Prompt -> Using the data below, copy every line that contains the word "Tour".
(Extracted entries begins)
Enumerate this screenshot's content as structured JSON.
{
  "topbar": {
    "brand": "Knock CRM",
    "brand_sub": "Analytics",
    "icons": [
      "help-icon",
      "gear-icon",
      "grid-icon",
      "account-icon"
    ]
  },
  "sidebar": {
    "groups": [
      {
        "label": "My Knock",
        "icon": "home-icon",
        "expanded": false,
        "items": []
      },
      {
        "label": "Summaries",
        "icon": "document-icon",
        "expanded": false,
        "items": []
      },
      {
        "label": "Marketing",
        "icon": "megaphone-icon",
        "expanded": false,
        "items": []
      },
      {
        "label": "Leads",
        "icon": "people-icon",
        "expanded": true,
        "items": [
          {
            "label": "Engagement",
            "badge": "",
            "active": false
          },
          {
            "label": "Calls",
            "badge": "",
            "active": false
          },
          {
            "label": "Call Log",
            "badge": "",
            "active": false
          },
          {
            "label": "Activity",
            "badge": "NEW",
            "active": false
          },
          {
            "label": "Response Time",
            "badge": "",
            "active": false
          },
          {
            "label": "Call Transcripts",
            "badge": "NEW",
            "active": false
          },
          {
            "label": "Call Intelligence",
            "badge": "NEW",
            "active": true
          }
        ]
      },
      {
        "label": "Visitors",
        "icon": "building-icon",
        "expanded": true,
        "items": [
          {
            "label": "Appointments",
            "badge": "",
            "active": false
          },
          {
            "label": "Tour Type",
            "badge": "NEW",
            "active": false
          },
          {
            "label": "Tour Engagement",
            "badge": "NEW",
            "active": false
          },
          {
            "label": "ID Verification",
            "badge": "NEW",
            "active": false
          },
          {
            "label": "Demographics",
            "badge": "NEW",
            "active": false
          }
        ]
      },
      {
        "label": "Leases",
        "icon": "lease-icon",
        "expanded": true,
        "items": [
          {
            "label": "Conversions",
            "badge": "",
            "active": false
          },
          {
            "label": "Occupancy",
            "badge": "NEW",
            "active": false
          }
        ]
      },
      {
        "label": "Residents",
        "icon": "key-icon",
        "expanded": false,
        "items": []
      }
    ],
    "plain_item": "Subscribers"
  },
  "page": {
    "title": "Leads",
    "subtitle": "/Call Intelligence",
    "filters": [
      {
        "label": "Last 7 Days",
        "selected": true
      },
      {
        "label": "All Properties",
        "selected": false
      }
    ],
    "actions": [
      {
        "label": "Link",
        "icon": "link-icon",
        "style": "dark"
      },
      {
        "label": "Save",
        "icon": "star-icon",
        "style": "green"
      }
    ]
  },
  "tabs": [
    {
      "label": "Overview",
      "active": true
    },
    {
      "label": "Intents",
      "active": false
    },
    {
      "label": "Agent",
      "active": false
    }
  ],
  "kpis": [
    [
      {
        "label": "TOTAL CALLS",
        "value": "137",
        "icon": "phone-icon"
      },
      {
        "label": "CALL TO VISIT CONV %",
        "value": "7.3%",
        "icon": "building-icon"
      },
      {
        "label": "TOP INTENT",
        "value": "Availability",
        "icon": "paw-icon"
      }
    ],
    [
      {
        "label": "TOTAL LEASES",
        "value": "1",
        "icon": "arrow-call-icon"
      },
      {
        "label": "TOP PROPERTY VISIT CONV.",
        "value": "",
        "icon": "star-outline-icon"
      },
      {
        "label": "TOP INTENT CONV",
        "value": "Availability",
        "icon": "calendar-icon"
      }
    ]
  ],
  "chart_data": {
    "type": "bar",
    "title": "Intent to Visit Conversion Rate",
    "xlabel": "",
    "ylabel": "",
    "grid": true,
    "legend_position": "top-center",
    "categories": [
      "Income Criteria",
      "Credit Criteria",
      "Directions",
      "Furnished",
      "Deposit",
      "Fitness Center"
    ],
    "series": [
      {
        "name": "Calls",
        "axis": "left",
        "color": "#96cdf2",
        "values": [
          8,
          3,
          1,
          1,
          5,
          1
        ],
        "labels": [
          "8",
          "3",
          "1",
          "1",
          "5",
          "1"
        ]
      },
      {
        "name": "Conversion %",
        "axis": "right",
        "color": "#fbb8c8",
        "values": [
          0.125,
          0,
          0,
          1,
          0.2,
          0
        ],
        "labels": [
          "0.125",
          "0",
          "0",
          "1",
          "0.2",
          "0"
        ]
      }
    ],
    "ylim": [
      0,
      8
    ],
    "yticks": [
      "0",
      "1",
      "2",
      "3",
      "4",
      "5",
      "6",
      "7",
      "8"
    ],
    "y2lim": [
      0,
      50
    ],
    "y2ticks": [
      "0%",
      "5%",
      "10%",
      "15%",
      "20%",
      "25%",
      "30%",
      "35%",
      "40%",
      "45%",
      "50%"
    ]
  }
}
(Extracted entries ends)
Final answer ->
            "label": "Tour Type",
            "label": "Tour Engagement",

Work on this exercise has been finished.